Could you find every line in the records below that contains the word "this" and copy it?
*** EXTRACTED INFORMATION ***
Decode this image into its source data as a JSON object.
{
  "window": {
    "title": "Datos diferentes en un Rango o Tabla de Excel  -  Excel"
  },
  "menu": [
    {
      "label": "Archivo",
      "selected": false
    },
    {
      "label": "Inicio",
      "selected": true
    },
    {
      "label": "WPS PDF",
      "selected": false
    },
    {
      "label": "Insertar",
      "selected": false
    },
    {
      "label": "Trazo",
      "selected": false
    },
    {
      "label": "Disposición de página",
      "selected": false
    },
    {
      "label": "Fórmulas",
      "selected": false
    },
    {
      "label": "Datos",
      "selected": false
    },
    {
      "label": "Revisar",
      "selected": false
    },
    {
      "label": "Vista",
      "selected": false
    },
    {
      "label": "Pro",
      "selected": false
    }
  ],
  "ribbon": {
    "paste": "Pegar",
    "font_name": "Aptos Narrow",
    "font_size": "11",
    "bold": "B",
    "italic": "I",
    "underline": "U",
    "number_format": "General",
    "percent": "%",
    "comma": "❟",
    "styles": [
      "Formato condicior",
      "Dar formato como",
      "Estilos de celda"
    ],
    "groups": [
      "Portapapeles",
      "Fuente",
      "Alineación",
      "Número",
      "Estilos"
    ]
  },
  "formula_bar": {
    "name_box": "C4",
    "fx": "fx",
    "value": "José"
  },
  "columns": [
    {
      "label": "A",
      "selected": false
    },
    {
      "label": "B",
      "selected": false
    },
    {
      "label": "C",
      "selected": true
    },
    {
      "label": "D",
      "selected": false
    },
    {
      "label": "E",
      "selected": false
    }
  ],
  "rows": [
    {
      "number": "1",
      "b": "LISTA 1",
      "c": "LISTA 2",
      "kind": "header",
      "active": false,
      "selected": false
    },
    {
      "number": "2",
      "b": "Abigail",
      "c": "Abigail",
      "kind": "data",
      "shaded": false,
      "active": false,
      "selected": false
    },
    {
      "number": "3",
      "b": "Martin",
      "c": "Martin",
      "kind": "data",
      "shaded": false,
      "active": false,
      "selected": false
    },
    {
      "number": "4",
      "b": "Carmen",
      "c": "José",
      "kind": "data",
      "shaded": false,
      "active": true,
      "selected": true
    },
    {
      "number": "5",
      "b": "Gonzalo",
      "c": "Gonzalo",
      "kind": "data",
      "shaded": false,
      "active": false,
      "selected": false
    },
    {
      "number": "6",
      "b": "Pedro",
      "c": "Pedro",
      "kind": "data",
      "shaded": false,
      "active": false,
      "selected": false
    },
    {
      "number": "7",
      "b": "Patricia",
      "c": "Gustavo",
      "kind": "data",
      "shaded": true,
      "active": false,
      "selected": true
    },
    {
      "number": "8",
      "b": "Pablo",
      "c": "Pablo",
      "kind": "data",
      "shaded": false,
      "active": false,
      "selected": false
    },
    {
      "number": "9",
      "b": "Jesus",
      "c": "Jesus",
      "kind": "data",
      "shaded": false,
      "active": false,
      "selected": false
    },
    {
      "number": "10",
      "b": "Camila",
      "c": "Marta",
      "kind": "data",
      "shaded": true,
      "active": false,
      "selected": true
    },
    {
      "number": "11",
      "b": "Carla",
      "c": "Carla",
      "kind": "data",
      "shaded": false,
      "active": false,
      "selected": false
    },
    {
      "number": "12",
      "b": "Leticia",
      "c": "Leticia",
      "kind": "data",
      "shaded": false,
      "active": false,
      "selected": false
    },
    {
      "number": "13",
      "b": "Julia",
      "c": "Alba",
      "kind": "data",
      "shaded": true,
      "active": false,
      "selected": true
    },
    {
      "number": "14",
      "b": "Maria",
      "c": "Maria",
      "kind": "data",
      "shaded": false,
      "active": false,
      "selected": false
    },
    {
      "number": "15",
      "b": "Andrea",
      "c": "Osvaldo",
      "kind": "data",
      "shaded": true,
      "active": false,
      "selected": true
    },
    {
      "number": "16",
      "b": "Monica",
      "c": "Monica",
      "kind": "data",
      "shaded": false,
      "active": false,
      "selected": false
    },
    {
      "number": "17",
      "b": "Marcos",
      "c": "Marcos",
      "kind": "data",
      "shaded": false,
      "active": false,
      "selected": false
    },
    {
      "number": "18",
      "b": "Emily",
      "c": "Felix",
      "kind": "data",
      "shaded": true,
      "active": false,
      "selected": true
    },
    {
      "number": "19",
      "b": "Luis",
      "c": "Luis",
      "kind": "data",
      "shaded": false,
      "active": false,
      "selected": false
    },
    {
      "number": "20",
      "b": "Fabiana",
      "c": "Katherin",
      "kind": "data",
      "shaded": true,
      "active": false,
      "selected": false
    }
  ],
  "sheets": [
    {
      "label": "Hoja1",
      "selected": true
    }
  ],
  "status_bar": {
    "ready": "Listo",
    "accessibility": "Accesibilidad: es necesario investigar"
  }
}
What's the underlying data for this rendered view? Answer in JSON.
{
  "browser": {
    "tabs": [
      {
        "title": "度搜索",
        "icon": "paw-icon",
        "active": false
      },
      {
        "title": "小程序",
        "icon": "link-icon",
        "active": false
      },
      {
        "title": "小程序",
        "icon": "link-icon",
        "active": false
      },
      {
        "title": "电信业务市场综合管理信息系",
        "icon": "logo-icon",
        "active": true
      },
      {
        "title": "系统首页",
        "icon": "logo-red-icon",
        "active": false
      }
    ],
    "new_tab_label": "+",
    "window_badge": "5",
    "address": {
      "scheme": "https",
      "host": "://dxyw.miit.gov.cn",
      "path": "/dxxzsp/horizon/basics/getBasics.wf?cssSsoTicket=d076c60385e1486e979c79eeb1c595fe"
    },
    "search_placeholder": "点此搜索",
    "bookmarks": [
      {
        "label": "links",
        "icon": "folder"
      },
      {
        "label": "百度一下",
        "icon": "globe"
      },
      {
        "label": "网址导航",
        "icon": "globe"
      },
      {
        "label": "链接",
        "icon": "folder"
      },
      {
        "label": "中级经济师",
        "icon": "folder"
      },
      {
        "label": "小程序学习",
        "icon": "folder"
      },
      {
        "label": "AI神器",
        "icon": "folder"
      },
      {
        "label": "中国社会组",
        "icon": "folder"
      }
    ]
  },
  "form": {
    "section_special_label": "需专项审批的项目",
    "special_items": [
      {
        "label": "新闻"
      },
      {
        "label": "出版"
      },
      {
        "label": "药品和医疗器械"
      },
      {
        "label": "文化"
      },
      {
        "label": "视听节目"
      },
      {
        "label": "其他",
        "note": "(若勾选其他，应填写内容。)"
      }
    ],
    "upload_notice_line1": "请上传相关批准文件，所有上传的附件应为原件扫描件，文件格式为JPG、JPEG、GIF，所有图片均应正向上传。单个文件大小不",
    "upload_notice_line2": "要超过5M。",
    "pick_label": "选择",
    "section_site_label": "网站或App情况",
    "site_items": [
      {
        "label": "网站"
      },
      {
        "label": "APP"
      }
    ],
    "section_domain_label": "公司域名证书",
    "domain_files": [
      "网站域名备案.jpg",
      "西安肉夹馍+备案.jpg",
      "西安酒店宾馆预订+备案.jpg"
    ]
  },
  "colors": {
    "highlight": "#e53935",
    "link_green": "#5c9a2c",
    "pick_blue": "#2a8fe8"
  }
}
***
OUTPUT >>
Decode this image into its source data as a JSON object.
What's the underlying data for this rendered view? Answer in JSON.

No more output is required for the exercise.